When did you cease to manage Pauly?

“I never managed Pauly, I was his record label and I was his acting manager. After the record was a hit in Europe, we spoke to Grant Thomas [Crowded House, Dave Dobbyn] and suggested he come on board about December 1996.

Was he brought in to work America?

“More or less. There were a lot of mistakes made along the way. The ‘I Love L.A.’ thing should not have happened. The Americans wanted to do it; the management decided it was a good idea. It was so obviously not a good idea doing a parody version of a Randy Newman song. I wrote a letter to the record company in America and Australia saying, ‘Don’t do this’.” Adam Holt was against doing it. If it had worked – a ‘How Bizarre’ version of ‘I Love L.A.’ – Pauly would be stuck as a novelty artist. And if it didn’t work he would be a flop artist, a one-hit wonder. It was a shame. And Alan and Pauly had fallen out and it had got all legal. They fell out before the ‘I Love L.A.’ thing and it was settled after. It was settled at arbitration. It never got to court, it was very messy but it got sorted out. The down-shot of the whole thing was that Pauly and Alan will never work together, which means to date there hasn’t been another OMC record.”

What monetary figure came back in to New Zealand from Pauly’s hit?

“It’s very hard to say. It’s in excess of $10 million.”

Is Pauly still on your Huh! label?

“Pauly was signed directly to Universal. Technically speaking any record he has, has to have the Huh! Logo on it and I get paid an over-ride.”

Earlier this year [2000] Grigg announced his intention to launch a new label.

What are your plans with Joy?

“We’ve got two labels now, Huh! And Joy. Huh! Is dance orientated, a little bit in limbo, we’re doing a few compilations right now but the primary focus is Joy, a label owned by Alan and myself and it’s licensed through Mushroom Australia.
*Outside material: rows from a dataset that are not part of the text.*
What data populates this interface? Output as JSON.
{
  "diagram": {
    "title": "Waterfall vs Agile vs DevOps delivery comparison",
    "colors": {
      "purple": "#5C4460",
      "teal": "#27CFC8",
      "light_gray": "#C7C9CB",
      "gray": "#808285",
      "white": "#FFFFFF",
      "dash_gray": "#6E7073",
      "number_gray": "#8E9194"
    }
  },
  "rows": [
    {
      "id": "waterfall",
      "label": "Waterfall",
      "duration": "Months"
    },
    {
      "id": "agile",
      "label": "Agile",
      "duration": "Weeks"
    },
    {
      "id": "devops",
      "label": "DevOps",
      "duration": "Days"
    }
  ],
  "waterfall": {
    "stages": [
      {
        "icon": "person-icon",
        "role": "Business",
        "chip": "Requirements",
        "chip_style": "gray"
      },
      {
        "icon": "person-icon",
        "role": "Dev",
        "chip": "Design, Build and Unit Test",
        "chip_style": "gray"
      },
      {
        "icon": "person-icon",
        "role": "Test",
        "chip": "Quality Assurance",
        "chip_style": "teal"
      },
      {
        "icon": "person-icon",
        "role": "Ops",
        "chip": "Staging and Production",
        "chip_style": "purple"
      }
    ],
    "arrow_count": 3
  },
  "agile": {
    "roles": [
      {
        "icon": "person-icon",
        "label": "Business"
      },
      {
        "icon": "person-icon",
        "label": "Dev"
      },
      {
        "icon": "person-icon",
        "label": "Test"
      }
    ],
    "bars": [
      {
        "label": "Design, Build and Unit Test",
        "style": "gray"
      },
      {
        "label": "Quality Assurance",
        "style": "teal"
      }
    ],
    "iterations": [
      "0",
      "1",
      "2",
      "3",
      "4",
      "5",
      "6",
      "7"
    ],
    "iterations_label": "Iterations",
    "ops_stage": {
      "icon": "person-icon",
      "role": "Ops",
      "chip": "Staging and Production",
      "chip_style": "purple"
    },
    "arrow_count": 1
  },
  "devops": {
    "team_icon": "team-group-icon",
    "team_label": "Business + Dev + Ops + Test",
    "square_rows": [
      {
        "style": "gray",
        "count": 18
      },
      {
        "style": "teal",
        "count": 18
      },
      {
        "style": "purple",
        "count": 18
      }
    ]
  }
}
We own the copyright jointly with Mushroom. It’s pure pop. We’ve got three artists signed initially. We’ve got a girl called Bobby Joe White with a single ‘Uptown (Middle of Downtown)’, it’s all finished now. I think it could be another ‘How Bizarre’. It’s an R&B pop/hip hop thing. We’ve got Carly [Binding, TrueBliss] and we’re releasing something before the end of the year. We’ve got a third signing, I haven’t signed the contract yet so I don’t really want to say who it is.”

What music are you listening to now?

“A lot of 12” singles, the Stevie Wonder reissues, the mastering is phenomenal. Brian Wilson …”

--

Originally published in Real Groove, October 2000

Simon Grigg Part 1 - no sleep ’til Hammersmith

Back to top